18. Shaheen, S.O., Sterne, J.A., Thompson, R.L., Songhurst, C.E., Margetts, B.M., Burney, P.G. Dietary antioxidants and asthma in adults: population-based case-control study. Am. J. Respir. Crit. Care. Med. 2001 Nov 15; 164(10, Pt. 1): 1823-8.

19. Hashimoto N, et al. Effects of eicosapentaenoic acid in patients with bronchial asthma. Nihon Kyobu Shikkan Gakkai Zasshi. Jun1997;35(6):634-40.

20. Arm JP et al., “The effects of dietary supplementaion with fish oil lipids on the airway response to inhaled allergen in bronchial asthma,” Am Rev Respiratory Dis 1989 (139): 1395-1400.

21. Dry J et al., “Effect of a fish oil diet on asthma: Results of a 1-year double-blind study,” Int Arch Allergy Apply Immunol 1991 (95): 156-7.

22. Hatch GE, “Asthma, inhaled oxidants, and dietary antioxidants,” Am J Clin Nutr 1985 61 (Suppl):625S-30s.

23. Olusi SO et al., “Plasma and white blood cell ascorbic acid concentrations in patients with bronchial asthma,” Clinica Chimica Acta 1979 (92): 161-6

24. Bielory L et al., “Asthma and vitamin C,” Annals Allergy 1994 (73): 89-96.

25. Trenga, C.A., Koenig, J.Q., Williams, P.V. Dietary antioxidants and ozone-induced bronchial hyperresponsiveness in adults with asthma. Arch. Environ. Health 2001 May-Jun; 56(3): 242-9.

26. Bronner C, Landry Y. Kinetics of the inhibitory effect of flavonoids on histamine secretion from mast cells. Agents Actions. 1985;16(3-4):147-151.

27. Fanning, M.J., Macander, P., Drzewiecki, G., Middleton, E., Jr. Quercetin inhibits anaphylactic contraction of guinea pig ileum smooth muscle. Int. Arch. Allergy Appl.
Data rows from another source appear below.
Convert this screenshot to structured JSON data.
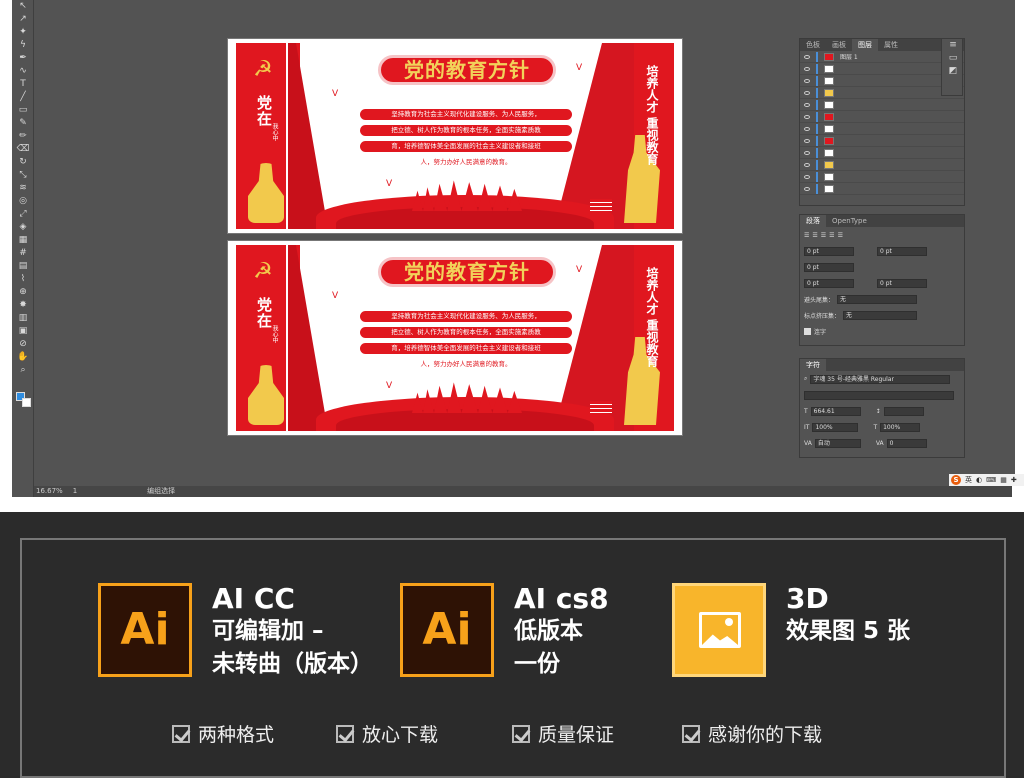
{
  "editor": {
    "zoom": "16.67%",
    "artboard_num": "1",
    "status_label": "编组选择",
    "tool_icons": [
      "selection-tool-icon",
      "direct-select-icon",
      "magic-wand-icon",
      "lasso-icon",
      "pen-icon",
      "curvature-icon",
      "type-icon",
      "line-icon",
      "rectangle-icon",
      "paintbrush-icon",
      "pencil-icon",
      "eraser-icon",
      "rotate-icon",
      "scale-icon",
      "width-icon",
      "warp-icon",
      "free-transform-icon",
      "shape-builder-icon",
      "perspective-icon",
      "mesh-icon",
      "gradient-icon",
      "eyedropper-icon",
      "blend-icon",
      "symbol-sprayer-icon",
      "graph-icon",
      "artboard-icon",
      "slice-icon",
      "hand-icon",
      "zoom-icon"
    ]
  },
  "artboard": {
    "title": "党的教育方针",
    "left_vertical": "党在",
    "left_vertical_small": "我心中",
    "right_vertical_1": "重视教育",
    "right_vertical_2": "培养人才",
    "lines": [
      "坚持教育为社会主义现代化建设服务、为人民服务，",
      "把立德、树人作为教育的根本任务，全面实施素质教",
      "育，培养德智体美全面发展的社会主义建设者和接班",
      "人，努力办好人民满意的教育。"
    ]
  },
  "layers_panel": {
    "tabs": [
      "色板",
      "画板",
      "图层",
      "属性"
    ],
    "active_tab": "图层",
    "top_layer": "图层 1",
    "row_count": 12
  },
  "paragraph_panel": {
    "tabs": [
      "段落",
      "OpenType"
    ],
    "values": [
      "0 pt",
      "0 pt",
      "0 pt",
      "0 pt",
      "0 pt"
    ],
    "kinsoku_label": "避头尾集：",
    "kinsoku_value": "无",
    "mojikumi_label": "标点挤压集：",
    "mojikumi_value": "无",
    "hyphen_label": "连字"
  },
  "character_panel": {
    "tab": "字符",
    "font": "字魂 35 号-经典雅黑 Regular",
    "size": "664.61",
    "scale_h": "100%",
    "scale_v": "100%",
    "leading": "自动",
    "tracking": "0"
  },
  "taskbar": {
    "ime_label": "英"
  },
  "promo": {
    "badge1": {
      "icon_text": "Ai",
      "line1": "AI CC",
      "line2": "可编辑加 –",
      "line3": "未转曲（版本）"
    },
    "badge2": {
      "icon_text": "Ai",
      "line1": "AI cs8",
      "line2": "低版本",
      "line3": "一份"
    },
    "badge3": {
      "line1": "3D",
      "line2": "效果图 5 张"
    },
    "checks": [
      "两种格式",
      "放心下载",
      "质量保证",
      "感谢你的下载"
    ]
  },
  "colors": {
    "party_red": "#e0171f",
    "gold": "#f2c94c",
    "ai_orange": "#f7a11a",
    "ai_dark": "#2e1205",
    "image_badge": "#f8b52b"
  }
}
Immunol. 1983; 71(4): 371-3.

28. Fewtrell, CMS and Gomperts, BD. “Quercetin: a novel inhibitor of Ca2+ influx and exocytosis in rat peritoneal mast cells.” Biochim Biophys Acta. 1977 Aug 15;469(1):52-60

29. Maffei Facino R, et al. Procyanidines from Vitis vinifera Seeds Protect Rabbit Heart from Ischemia/Reperfusion Injury: Antioxidant Intervention and/or Iron and Copper Sequestering Ability. Planta Med. 1996;62(6):495-502.
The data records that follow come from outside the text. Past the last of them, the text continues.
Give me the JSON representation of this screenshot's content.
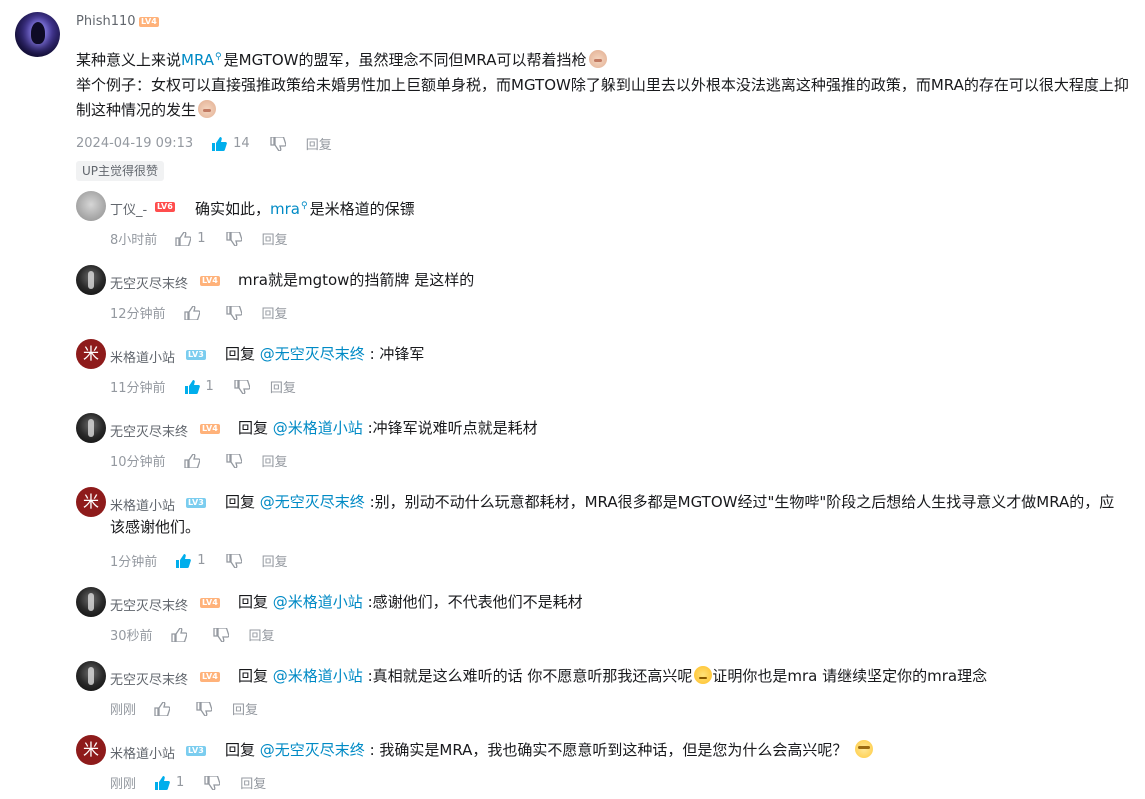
{
  "root": {
    "user": "Phish110",
    "level": "LV4",
    "text_a": "某种意义上来说",
    "link_a": "MRA",
    "text_b": "是MGTOW的盟军，虽然理念不同但MRA可以帮着挡枪",
    "line2": "举个例子：女权可以直接强推政策给未婚男性加上巨额单身税，而MGTOW除了躲到山里去以外根本没法逃离这种强推的政策，而MRA的存在可以很大程度上抑制这种情况的发生",
    "time": "2024-04-19 09:13",
    "likes": "14",
    "reply": "回复",
    "badge": "UP主觉得很赞"
  },
  "replies": [
    {
      "user": "丁仪_-",
      "level": "LV6",
      "prefix": "",
      "mention": "",
      "text_a": "确实如此，",
      "link": "mra",
      "text_b": "是米格道的保镖",
      "time": "8小时前",
      "likes": "1",
      "reply": "回复"
    },
    {
      "user": "无空灭尽末终",
      "level": "LV4",
      "prefix": "",
      "mention": "",
      "text": "mra就是mgtow的挡箭牌 是这样的",
      "time": "12分钟前",
      "likes": "",
      "reply": "回复"
    },
    {
      "user": "米格道小站",
      "level": "LV3",
      "prefix": "回复 ",
      "mention": "@无空灭尽末终",
      "text": " : 冲锋军",
      "time": "11分钟前",
      "likes": "1",
      "reply": "回复"
    },
    {
      "user": "无空灭尽末终",
      "level": "LV4",
      "prefix": "回复 ",
      "mention": "@米格道小站",
      "text": " :冲锋军说难听点就是耗材",
      "time": "10分钟前",
      "likes": "",
      "reply": "回复"
    },
    {
      "user": "米格道小站",
      "level": "LV3",
      "prefix": "回复 ",
      "mention": "@无空灭尽末终",
      "text": " :别，别动不动什么玩意都耗材，MRA很多都是MGTOW经过\"生物哔\"阶段之后想给人生找寻意义才做MRA的，应该感谢他们。",
      "time": "1分钟前",
      "likes": "1",
      "reply": "回复"
    },
    {
      "user": "无空灭尽末终",
      "level": "LV4",
      "prefix": "回复 ",
      "mention": "@米格道小站",
      "text": " :感谢他们，不代表他们不是耗材",
      "time": "30秒前",
      "likes": "",
      "reply": "回复"
    },
    {
      "user": "无空灭尽末终",
      "level": "LV4",
      "prefix": "回复 ",
      "mention": "@米格道小站",
      "text_a": " :真相就是这么难听的话 你不愿意听那我还高兴呢",
      "text_b": "证明你也是mra 请继续坚定你的mra理念",
      "time": "刚刚",
      "likes": "",
      "reply": "回复"
    },
    {
      "user": "米格道小站",
      "level": "LV3",
      "prefix": "回复 ",
      "mention": "@无空灭尽末终",
      "text": " : 我确实是MRA，我也确实不愿意听到这种话，但是您为什么会高兴呢？",
      "time": "刚刚",
      "likes": "1",
      "reply": "回复"
    }
  ],
  "colors": {
    "link": "#008ac5",
    "liked": "#00aeec",
    "meta": "#9499a0"
  },
  "icons": {
    "like": "thumb-up-icon",
    "dislike": "thumb-down-icon",
    "search": "search-icon"
  }
}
30. Maffei Facino R, et al. Free Radicals Scavenging Action and Anti-enzyme Activities of Procyanidines from Vitis vinifera. A Mechanism for Their Capillary Protective Action. Arzneim-Forsch/Drug Res. 1994;44(5):592-601.

31. Pizzorno JE and Murray MT, eds. Encyclopedia of Natural Medicine, revised 2nd edition, CA: Prima Publishing, 1998: 266

32. Pizzorno JE and Murray MT, eds. Encyclopedia of Natural Medicine, revised 2nd edition, CA: Prima Publishing, 1998: 268

33. Anibarro B, et al. Asthma with sulfite intolerance in children: a blocking study with cyanocobalamin. J Allergy Clin Immunol. Jul1992;90(1):103-9.

34. Atal CK, et al. Immunomodulating Agents of Plant Origin. I: Preliminary Screening. J Ethnopharmacol. 1986;18(2):133-41.

35. Pizzorno JE and Murray MT, eds. Encyclopedia of Natural Medicine, revised 2nd edition, CA: Prima Publishing, 1998: 270

36. Stoppard M. Family Health Guide, New York: DK Publishing, 2002.

37. Balch JF, and Balch PA. Prescription for Nutritional Healing, 3rd ed. New York: Penguin Putnam Avery, 2000.